To ensure a successful security audit, it’s critical to follow industry norms and put them into action. In addition, a security tester must be prepared to deal with exceptions and unexpected events. In the event that a controlling body needs to assess a security procedure, it must be documented properly.
Step 9. Final version release
All that’s left is to do the last testing sprint to make sure that everything is working properly on the back end and server level before the application can be submitted. If there are no severe issues, the app is released to the app stores. The end-to-end testing sprint is repeated if there are any difficulties with the app.
Step 10. How can Mobcoder specialists help with mobile testing?
We are a software testing company that helps startups and small businesses with mobile testing.
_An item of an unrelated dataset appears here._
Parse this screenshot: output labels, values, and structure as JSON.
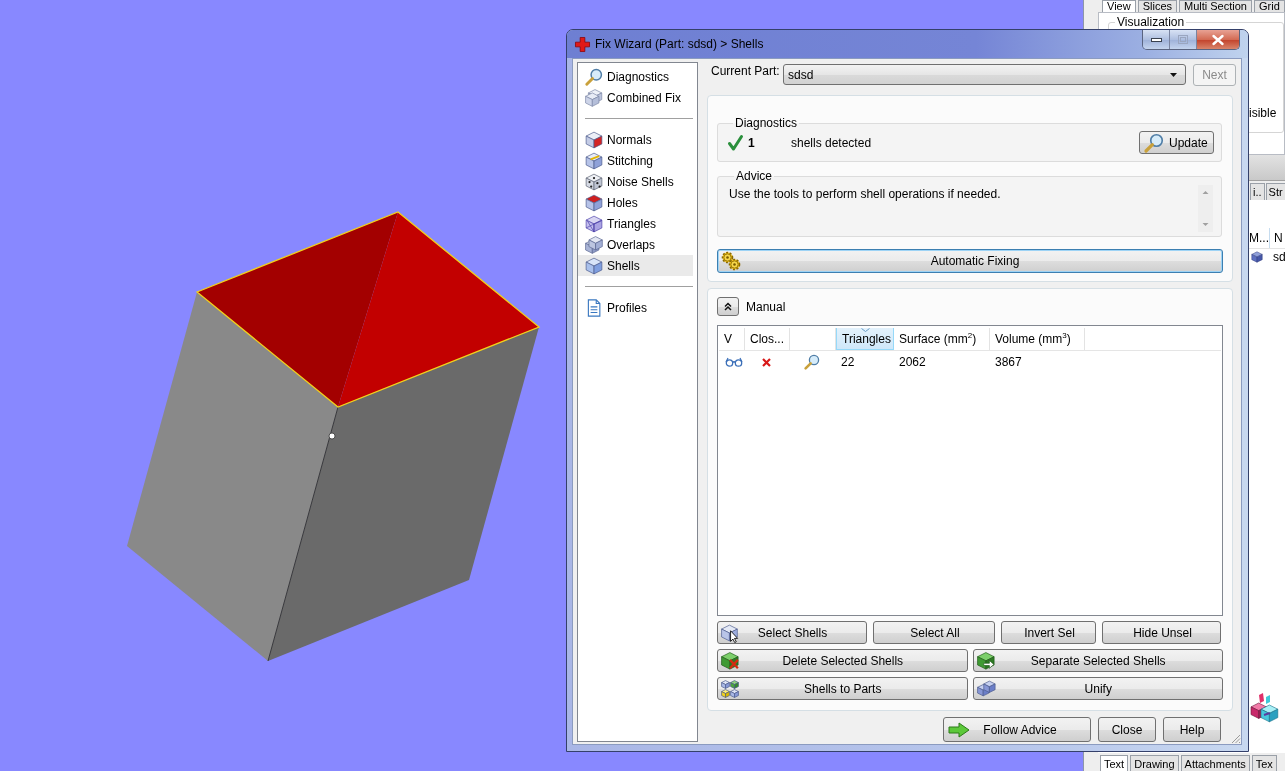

In addition to retail, banking, education, entertainment, healthcare, and other industries, we also provide quality assurance services.
The following are some of the mobile app testing services that Mobcoder may provide:
By running tests under human supervision, the staff at Mobcoder is capable of giving customers deeper insights that would often be overlooked during automated tests.
Individual testing sessions are conducted with each participant and findings are analyzed once the focus group is gathered. It is possible for organizations to boost the efficiency of workflows and user happiness by using Mobcoder’s usability testing services.
Load back-end testing
Its goal is to expose system flaws and inconsistencies by increasing the system’s traffic load. For load testing, we use common protocols, support systems’ custom protocols, systems with complicated encrypted protocols or asynchronous calls, as well as web services and service buses… Clients receive both an analysis of a load testing sprint and recommendations on how to fix any issues that were discovered.
Testers can find the system’s weak points and devise the best method for enhancing data security by simulating targeted assaults on the system. In order to get to know the system, we first do extensive study. After the pentest is complete, the vulnerabilities found in the system are thoroughly examined. There are scripts and exploits that can be used by our experts. The results of the test, as well as the team’s recommendations, are compiled into a report for the product’s development team.
The entire application lifecycle would be incomplete without the inclusion of mobile application testing. To provide a smooth and comfortable experience for the entire system and to meet security criteria, testing must be successful.
Mobcoder is the place to go if you want to put a mobile app to the test. To keep up with the latest trends and practices in the software industry, we’ve tested hundreds of projects from different industries. Check out our services to see which one is ideal for you. Do you want to talk to us about your project? Contact the Mobcoder team and we’ll get back to you as soon as possible!